Most devices currently on the market have a limited list of predetermined functions that are triggered when a known query is identified. In the best case, more irregular queries are answered by reading the top of search engines results, or worse, simply misunderstood by the assistant. At their current level, these devices are fun gadgets rather than truly useful appliances.
What is the future of smart assistants?
Faced with the rapid growth of this technology, with Google Assistant already installed on 400 million Android devices, Google and Amazon are vying for dominance in this market. It’s a battle oriented towards the future in which constant innovation is essential. Apple is currently suffering the consequences of not sufficiently innovating its service, which is currently receiving strong criticism for its mediocre performances in comparison with the competition.
Web industry giants are looking for new places to use these devices, intending to make them more ubiquitous, especially in applications involving limited features where interaction with a graphic user interface is undesirable. In cars, for example, to avoid distracting the driver, or on televisions, thus eliminating the need for remote controls, or in completely new areas such as augmented reality headsets.
On the other hand, the addition of more and more predefined features will also contribute to creating the illusion that these devices possess advanced intelligence. Manufacturers are planning on controlling various connected objects with these devices as the internet of things is increasingly present in homes.
Finally, it is likely that smart assistant services, which are also present on tablets and smartphones, will lead to the decline of “fixed” and portable computers in favor of mobile options. At least this is what some SEO specialists think. Some are already encouraging site owners to preemptively optimize their sites for positioning using this next generation of search requests.
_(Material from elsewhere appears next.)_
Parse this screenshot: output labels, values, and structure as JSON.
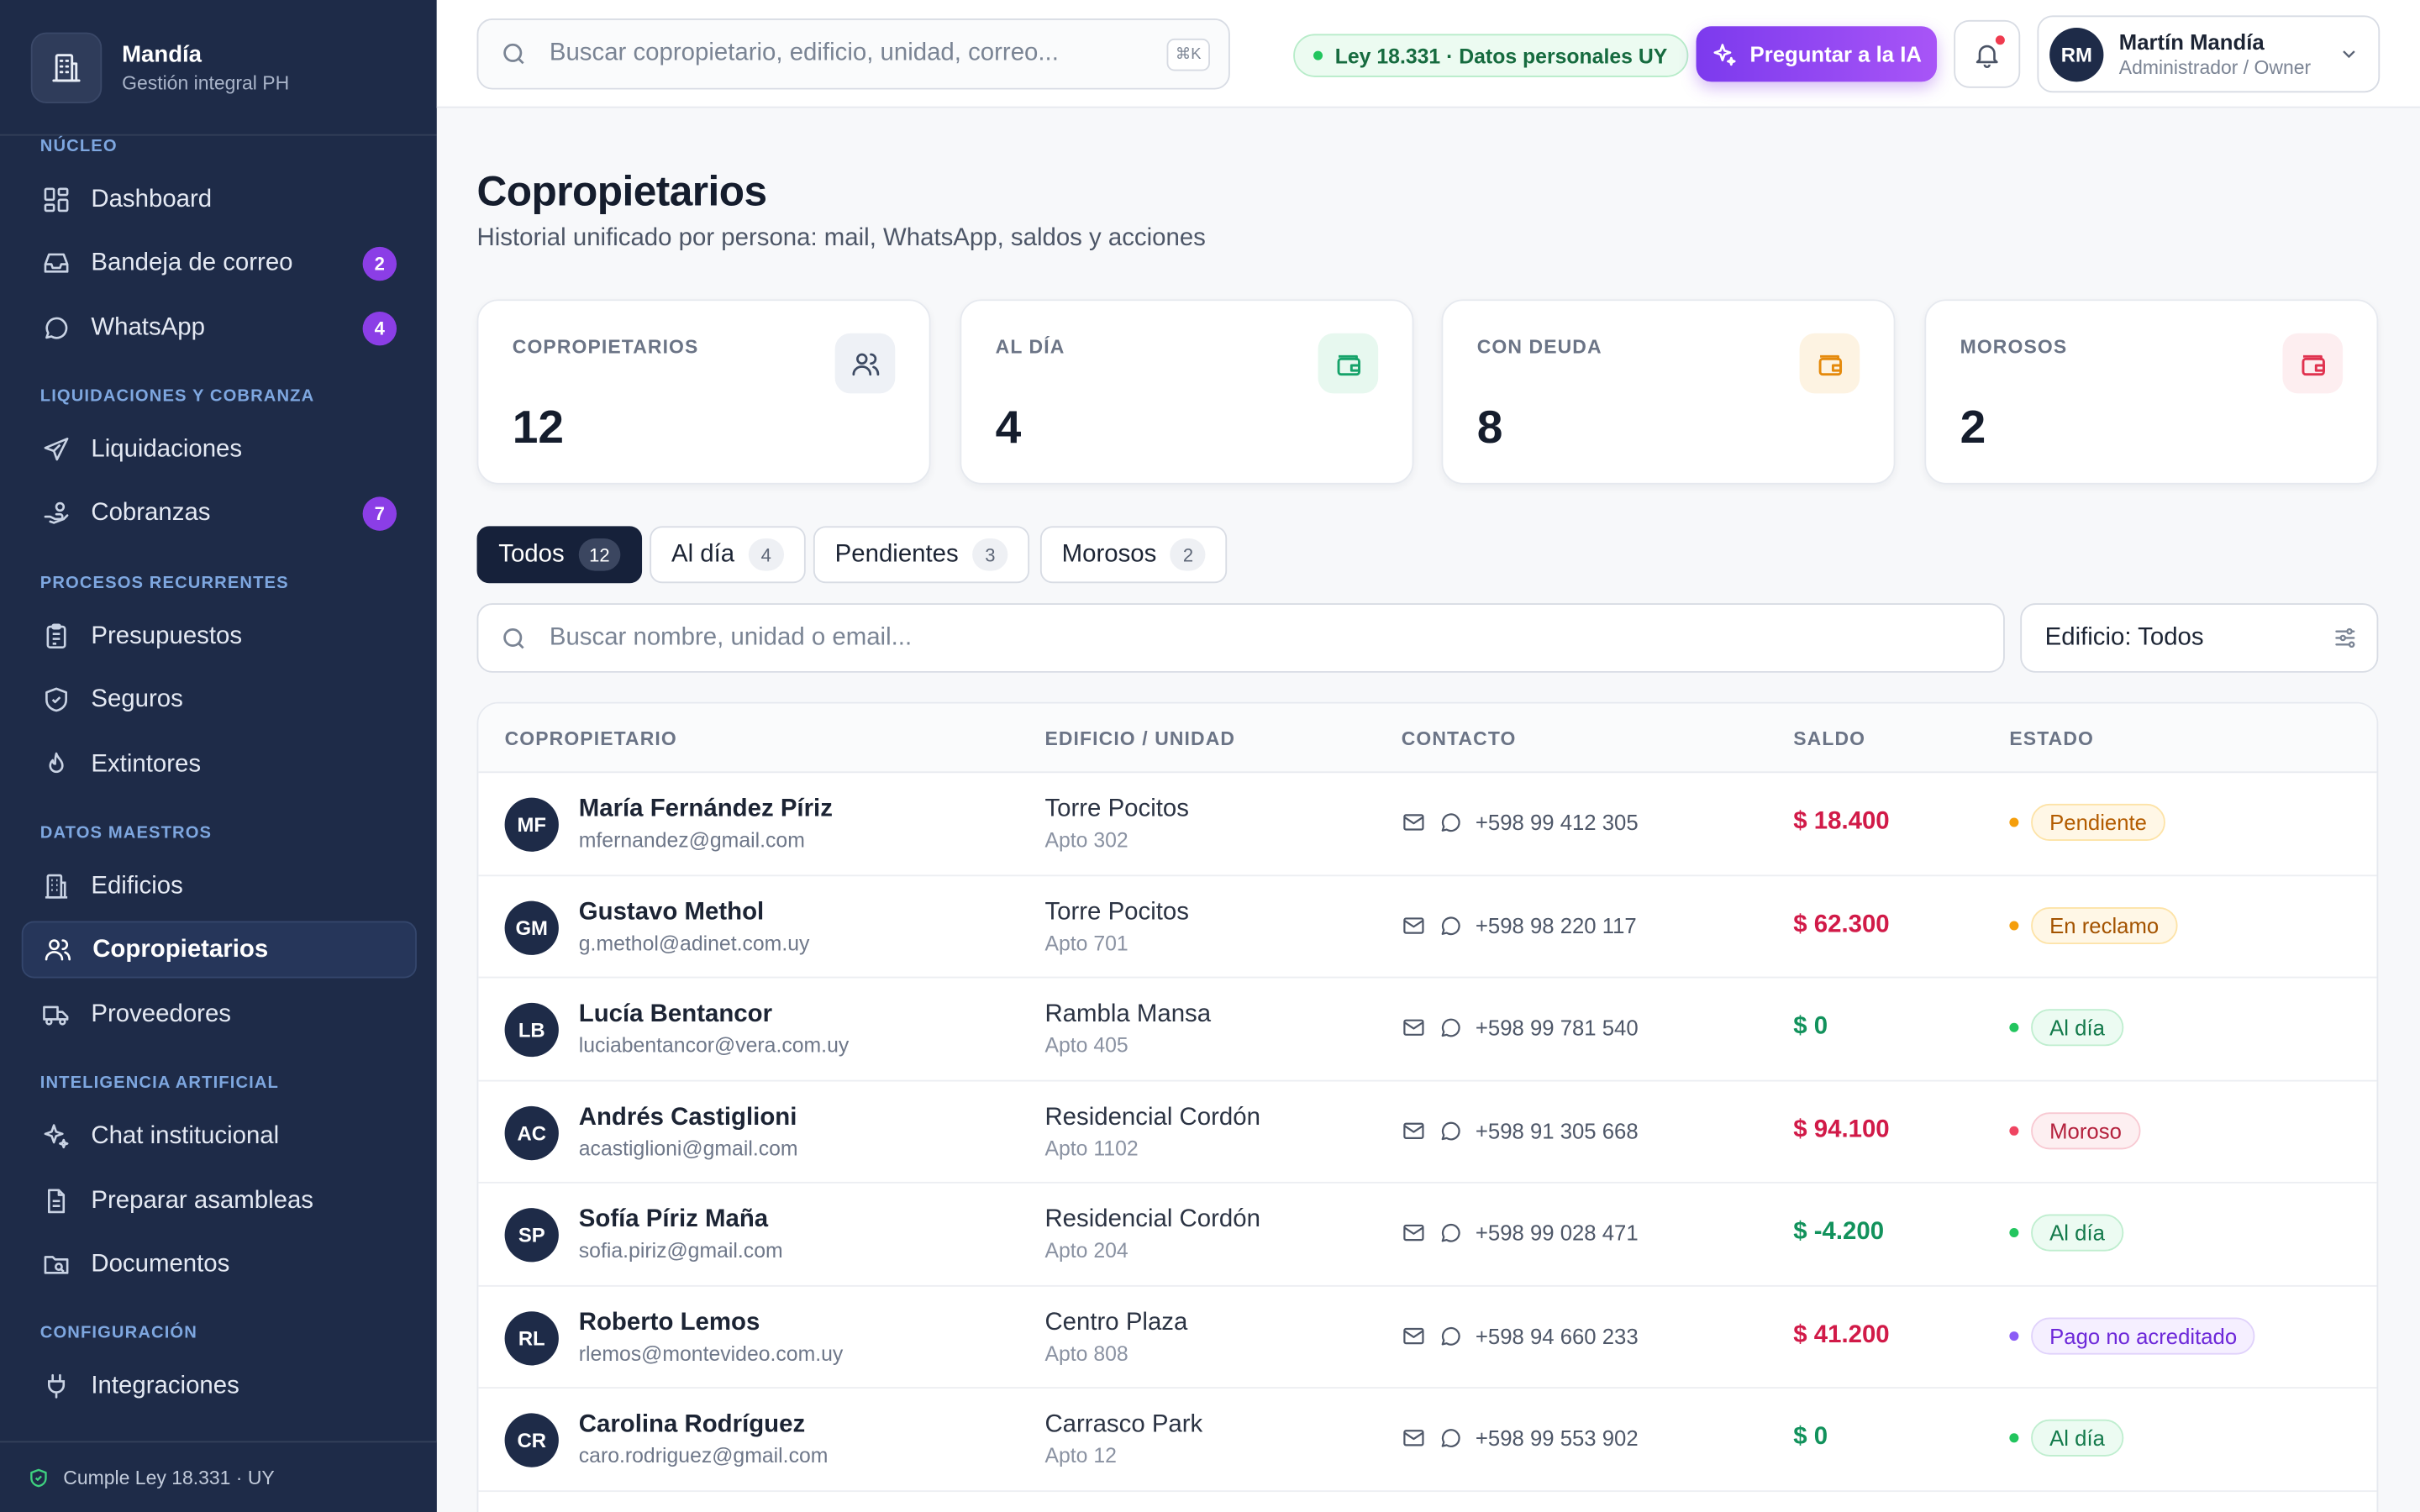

It seems that smart assistants have a bright future ahead of them, despite their currently questionable effectiveness, which can be attributed to the technology still being in its infancy. However, smart assistants are still controversial, mostly on account of the mistrust some users have towards the wholesale collection of personal data. Coupled with the Internet, search history, smartphones and geographic localization, smart assistants are presented as the perfect tool for brands to learn more about our daily lives – opening up the door for increasingly targeted and aggressive marketing.
For more on digital devices, have a look at the following articles: Google Pixel Buds: Dreaming of a World Where Language Barriers no Longer Exist and Designing Virtual and Augmented Reality Interfaces